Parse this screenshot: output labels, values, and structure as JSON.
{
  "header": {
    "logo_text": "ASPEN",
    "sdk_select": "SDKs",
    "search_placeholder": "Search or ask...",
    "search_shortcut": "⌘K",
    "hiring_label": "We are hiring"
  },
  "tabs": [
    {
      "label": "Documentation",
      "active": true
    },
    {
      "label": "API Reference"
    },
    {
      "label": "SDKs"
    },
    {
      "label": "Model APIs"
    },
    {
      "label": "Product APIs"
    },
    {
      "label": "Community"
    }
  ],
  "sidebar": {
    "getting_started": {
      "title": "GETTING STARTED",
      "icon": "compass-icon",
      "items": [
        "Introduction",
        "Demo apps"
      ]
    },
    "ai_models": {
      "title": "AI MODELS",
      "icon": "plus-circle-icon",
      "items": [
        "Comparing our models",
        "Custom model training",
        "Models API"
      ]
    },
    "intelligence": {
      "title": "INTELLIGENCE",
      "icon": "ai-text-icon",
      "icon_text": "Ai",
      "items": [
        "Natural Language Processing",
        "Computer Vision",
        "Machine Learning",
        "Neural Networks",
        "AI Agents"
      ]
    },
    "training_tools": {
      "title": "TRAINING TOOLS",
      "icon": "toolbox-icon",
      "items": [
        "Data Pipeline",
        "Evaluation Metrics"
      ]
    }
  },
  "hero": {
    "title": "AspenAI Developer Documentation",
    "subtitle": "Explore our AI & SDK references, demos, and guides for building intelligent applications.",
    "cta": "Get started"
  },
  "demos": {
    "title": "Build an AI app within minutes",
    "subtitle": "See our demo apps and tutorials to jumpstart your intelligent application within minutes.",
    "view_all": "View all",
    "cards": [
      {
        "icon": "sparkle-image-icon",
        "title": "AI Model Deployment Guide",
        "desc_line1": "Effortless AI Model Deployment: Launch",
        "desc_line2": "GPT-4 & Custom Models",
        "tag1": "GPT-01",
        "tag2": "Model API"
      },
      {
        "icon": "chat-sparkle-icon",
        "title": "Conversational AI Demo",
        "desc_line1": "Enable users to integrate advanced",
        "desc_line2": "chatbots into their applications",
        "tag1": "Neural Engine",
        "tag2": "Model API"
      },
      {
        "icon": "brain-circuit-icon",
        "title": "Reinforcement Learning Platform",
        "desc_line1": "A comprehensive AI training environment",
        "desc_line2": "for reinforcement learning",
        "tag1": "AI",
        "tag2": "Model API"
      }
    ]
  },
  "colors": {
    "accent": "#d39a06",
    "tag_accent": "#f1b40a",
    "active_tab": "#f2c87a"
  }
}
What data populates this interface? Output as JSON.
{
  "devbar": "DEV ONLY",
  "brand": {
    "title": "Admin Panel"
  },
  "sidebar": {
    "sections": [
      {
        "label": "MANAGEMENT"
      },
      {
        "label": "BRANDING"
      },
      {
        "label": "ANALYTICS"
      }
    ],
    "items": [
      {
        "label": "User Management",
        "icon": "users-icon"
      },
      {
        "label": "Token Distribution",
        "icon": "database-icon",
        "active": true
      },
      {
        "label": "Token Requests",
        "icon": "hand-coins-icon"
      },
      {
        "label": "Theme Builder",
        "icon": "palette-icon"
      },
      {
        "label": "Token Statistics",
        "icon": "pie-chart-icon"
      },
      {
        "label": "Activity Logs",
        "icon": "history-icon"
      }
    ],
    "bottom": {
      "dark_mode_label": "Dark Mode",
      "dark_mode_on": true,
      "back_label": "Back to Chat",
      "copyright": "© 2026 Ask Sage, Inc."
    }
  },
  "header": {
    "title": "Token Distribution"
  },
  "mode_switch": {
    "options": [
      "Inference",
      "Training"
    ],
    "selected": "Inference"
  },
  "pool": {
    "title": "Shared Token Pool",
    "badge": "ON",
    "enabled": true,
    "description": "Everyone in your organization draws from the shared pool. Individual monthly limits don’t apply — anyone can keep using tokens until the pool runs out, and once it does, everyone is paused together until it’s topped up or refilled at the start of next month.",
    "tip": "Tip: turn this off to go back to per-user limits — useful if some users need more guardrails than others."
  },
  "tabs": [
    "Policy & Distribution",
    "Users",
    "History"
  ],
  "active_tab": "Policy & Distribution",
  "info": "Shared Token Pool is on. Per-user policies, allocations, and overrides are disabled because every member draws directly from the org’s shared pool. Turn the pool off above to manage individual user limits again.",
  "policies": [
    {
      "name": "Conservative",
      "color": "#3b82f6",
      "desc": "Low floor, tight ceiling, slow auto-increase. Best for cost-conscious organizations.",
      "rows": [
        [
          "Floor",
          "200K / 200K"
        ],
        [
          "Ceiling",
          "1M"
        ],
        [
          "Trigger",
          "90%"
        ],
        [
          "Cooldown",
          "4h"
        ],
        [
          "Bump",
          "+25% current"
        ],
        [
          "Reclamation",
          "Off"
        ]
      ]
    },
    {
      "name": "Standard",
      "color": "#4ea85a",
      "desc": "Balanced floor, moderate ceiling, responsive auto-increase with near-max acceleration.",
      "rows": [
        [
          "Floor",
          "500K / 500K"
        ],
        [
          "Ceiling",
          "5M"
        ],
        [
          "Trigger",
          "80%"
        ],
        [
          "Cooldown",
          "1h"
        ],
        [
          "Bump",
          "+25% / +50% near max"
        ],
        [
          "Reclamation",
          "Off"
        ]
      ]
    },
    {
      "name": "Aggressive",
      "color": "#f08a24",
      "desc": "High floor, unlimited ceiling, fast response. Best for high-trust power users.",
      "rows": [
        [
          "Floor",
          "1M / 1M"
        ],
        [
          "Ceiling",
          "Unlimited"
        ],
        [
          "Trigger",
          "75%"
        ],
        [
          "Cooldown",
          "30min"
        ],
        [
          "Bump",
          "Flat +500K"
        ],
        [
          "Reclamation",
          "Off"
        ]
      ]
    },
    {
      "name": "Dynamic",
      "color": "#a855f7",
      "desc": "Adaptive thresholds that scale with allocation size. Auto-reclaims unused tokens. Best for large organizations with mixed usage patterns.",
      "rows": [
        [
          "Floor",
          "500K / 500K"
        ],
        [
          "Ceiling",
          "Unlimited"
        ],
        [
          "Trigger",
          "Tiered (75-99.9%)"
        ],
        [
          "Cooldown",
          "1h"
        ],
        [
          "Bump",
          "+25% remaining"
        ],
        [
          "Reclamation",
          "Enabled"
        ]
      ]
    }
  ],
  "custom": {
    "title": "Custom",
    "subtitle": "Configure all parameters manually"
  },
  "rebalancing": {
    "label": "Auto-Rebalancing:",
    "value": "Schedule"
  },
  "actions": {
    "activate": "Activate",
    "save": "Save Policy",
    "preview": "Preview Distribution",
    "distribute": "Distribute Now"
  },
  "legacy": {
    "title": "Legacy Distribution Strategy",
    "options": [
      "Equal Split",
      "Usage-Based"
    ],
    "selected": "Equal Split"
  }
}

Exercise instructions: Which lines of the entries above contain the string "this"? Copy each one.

Solution:
Parse this screenshot: output labels, values, and structure as JSON.
What data populates this interface? Output as JSON.
    "tip": "Tip: turn this off to go back to per-user limits — useful if some users need more guardrails than others."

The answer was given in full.